    # enable support for Prometheus Operator
    enabled: true

    # Job label for scrape target
    jobLabel: ""

    # Scrape interval. If not set, the Prometheus default scrape interval is used.

    #   metric relabel configs to apply to samples before ingestion.
    metricRelabelings: []
    # - action: keep
    #   regex: 'kube_(daemonset|deployment|pod|namespace|node|statefulset).+'
    #   sourceLabels: [__name__]

    #   relabel configs to apply to samples before ingestion.
    relabelings: []
    # - sourceLabels: [__meta_kubernetes_pod_node_name]
    #   separator: ;
    #   regex: ^(.*)$
    #   target_label: nodename
    #   replacement: $1
    #   action: replace

  # Prometheus Operator alertmanager alerts

    # enable alertmanager alerts
    enabled: true

    # MetalLBStaleConfig
      enabled: true
        severity: warning

    # MetalLBConfigNotLoaded
      enabled: true
        severity: warning

    # MetalLBAddressPoolExhausted
      enabled: true
        severity: alert

      enabled: true
        - percent: 75
            severity: warning
        - percent: 85
            severity: warning
        - percent: 95
            severity: alert

    # MetalLBBGPSessionDown
      enabled: true
        severity: alert

    extraAlerts: []

What Will You Do

This exercise assumes you have already provisioned or imported an MKS cluster.
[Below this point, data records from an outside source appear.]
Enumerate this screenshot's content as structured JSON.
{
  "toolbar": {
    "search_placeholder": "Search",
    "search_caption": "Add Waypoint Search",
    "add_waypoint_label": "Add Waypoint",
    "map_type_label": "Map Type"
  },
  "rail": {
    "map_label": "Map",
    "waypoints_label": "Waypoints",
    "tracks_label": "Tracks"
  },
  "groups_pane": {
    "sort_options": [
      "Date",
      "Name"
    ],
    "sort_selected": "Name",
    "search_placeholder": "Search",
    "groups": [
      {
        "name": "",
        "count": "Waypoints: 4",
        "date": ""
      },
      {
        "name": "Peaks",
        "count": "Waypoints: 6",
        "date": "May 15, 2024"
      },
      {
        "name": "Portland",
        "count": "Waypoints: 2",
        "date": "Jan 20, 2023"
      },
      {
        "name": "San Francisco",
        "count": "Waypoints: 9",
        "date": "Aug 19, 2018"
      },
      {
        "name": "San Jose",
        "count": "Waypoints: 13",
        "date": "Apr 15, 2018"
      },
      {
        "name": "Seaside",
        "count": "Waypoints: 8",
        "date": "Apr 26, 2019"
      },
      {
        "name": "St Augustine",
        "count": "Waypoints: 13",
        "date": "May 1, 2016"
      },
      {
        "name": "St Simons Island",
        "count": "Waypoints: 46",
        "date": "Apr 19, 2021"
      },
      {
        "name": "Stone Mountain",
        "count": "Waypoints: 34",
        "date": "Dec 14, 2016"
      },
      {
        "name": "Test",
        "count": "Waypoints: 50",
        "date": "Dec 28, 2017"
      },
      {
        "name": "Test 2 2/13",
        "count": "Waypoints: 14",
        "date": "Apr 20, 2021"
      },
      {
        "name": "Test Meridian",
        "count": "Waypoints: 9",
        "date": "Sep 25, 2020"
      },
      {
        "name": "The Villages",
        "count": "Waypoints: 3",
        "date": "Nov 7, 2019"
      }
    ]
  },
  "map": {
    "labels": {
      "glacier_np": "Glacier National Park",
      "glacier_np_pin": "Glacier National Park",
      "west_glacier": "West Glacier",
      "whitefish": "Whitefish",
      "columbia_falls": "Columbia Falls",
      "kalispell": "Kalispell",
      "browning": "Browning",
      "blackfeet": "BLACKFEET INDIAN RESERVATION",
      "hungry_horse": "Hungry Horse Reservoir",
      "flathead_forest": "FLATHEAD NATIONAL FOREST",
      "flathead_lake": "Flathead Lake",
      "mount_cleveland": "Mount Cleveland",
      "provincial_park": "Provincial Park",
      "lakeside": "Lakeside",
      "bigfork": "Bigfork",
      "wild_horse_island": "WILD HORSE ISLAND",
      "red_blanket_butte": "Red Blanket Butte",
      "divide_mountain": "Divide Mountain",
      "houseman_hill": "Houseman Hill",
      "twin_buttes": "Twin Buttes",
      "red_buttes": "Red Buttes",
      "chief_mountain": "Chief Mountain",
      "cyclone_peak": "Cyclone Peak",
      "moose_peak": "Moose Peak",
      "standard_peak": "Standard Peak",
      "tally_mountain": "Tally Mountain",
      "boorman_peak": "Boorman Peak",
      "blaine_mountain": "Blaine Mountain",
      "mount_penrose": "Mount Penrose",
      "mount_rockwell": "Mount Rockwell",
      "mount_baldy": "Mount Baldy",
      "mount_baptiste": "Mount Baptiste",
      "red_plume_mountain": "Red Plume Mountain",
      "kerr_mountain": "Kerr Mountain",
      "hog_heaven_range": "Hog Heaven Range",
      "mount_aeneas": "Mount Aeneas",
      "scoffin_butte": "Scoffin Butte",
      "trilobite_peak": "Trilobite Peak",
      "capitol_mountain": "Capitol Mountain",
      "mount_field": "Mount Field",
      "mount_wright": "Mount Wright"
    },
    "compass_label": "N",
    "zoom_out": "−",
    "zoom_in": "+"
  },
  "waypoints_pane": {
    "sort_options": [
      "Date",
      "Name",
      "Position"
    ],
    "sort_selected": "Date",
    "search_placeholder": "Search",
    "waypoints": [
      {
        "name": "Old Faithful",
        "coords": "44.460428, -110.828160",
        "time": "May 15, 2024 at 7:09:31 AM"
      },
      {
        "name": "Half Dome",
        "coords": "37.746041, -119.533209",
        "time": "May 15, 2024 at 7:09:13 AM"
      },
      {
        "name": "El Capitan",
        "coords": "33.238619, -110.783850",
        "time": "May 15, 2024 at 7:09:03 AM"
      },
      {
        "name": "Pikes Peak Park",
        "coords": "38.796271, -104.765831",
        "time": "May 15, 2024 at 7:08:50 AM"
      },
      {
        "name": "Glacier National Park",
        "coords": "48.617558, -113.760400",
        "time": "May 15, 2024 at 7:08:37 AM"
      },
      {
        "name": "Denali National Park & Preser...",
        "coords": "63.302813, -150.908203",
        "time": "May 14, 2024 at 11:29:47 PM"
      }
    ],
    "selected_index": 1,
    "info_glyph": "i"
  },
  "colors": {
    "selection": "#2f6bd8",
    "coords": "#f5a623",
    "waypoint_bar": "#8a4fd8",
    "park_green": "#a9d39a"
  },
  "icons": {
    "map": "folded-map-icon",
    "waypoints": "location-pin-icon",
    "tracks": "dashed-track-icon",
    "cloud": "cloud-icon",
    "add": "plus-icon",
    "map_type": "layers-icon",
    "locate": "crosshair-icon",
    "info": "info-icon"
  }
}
In this multi-part recipe, you will perform the following:

Part 1

  • Create a custom Helm repository pointing to the public "metallb" repository
  • Create a custom catalog containing the helm chart and versions from the public "metallb" repository
  • Create a namespace to deploy metallb
  • Create the metallb addon utilizing the catalog-app

Part 2

  • Create additional addon configuring the custom resources needed to define the mode (ARP/BGP) and IP Address Pool
  • Create a blueprint containing the newly created addons
  • Apply the newly created cluster blueprint to your MKS Cluster

Part 3

  • Deploy a sample application which will be fronted by a LoadBalancer resource and verify we can reach the application from outside the cluster


  • You have free IP Addresses on your network you can use to assign to the LoadBalancer
  • You have access to an Org with a role to create and deploy addons utilizing blueprints
  • We will be using metallb in layer 2 mode